Nevertheless, the people I met are fine, fine, fine (pronounced fahn, fahn, fahn).
I was chatted up by everyone I met, and I’m not just talking about “How are you today?” “Have a nice day.” People actually take the time to TALK with you, and especially to have a LAUGH or two. I had people flag me down after walking away from a posted map to ask if I needed help finding my way. A woman nearly threw out her back flagging me down as I was driving through town. When I pulled over she wanted to let me know, kindly, that my tire was nearly flat. Everyone wants to know where I’m from and the response is often “Oh, my! You like it there?”
The folks here display their sense of humor in a number of ways, most particularly in what they name things. There are establishments such as the Mo’ Money Taxes, Pony Up Cleaners and the Normal Hair Salon. (I guess they don’t do oily or dry hair.) And they have fine (fahn) names for roads too, like Getwell Road.
I was excited to say at the Peabody Hotel, home of those famous ducks that parade through the lobby and spend their days in the fountain. I have to say that what began as a drunken stunt by the hotel manager and his whisky swilling pal back in 1932 has probably contributed to keeping the Peabody alive in times when more grand hotels were biting the dust.
These ducks have become internationally famous. Twice a day—when the ducks parade in and when they saunter out—HUNDREDS of people with cameras line up on either side of the red carpet to take pictures, as if they were movie stars. HAVEN’T THEY EVER SEEN A DUCK?

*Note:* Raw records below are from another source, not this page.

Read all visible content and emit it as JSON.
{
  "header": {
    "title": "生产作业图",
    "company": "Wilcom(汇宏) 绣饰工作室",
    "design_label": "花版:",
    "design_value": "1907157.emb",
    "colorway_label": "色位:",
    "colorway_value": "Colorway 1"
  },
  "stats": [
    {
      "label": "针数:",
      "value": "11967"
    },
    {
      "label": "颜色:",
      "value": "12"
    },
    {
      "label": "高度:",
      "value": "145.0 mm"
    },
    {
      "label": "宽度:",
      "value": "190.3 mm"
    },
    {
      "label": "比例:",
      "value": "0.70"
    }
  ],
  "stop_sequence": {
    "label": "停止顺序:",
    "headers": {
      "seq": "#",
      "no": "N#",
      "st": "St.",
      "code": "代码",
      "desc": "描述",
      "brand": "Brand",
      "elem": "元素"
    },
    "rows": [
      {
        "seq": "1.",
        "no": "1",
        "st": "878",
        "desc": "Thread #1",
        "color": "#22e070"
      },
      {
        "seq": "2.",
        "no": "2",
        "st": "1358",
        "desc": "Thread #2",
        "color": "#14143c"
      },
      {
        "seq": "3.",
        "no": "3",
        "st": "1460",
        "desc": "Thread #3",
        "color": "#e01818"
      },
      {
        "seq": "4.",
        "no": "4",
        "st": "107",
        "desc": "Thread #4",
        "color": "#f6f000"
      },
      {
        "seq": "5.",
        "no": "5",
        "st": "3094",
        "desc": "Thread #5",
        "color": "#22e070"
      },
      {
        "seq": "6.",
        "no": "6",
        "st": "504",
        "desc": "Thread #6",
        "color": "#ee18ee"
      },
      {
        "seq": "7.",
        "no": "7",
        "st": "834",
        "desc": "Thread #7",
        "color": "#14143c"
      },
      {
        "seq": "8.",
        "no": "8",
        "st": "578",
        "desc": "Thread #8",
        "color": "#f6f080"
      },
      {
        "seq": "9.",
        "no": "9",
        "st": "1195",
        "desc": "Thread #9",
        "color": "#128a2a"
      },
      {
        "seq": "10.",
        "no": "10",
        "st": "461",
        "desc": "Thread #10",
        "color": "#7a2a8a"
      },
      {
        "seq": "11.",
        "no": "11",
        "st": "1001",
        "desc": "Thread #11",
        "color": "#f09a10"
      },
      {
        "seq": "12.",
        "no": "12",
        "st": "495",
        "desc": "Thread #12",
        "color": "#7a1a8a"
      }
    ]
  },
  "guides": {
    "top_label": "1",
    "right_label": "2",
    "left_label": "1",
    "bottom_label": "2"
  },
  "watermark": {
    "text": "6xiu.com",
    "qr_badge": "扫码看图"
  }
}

Of course, the Peabody shamelessly promotes the duck connection in ads and with images of the ducks on everything from napkins to coasters to little soaps in the bathroom and embellished on the towels.
The hotel itself is nice enough—not great. It lacks the refinement of a place like a Ritz-Carlton (whose doorman and car valet greeted me by name when I checked out in Phoenix). But they do compensate for any lack of refinement with the aforementioned Memphis friendliness.
While here I also did a tour of the Memphis Botanical Garden and the Dixon Gallery and Gardens. More photos will be posted soon…
Posted In: Travel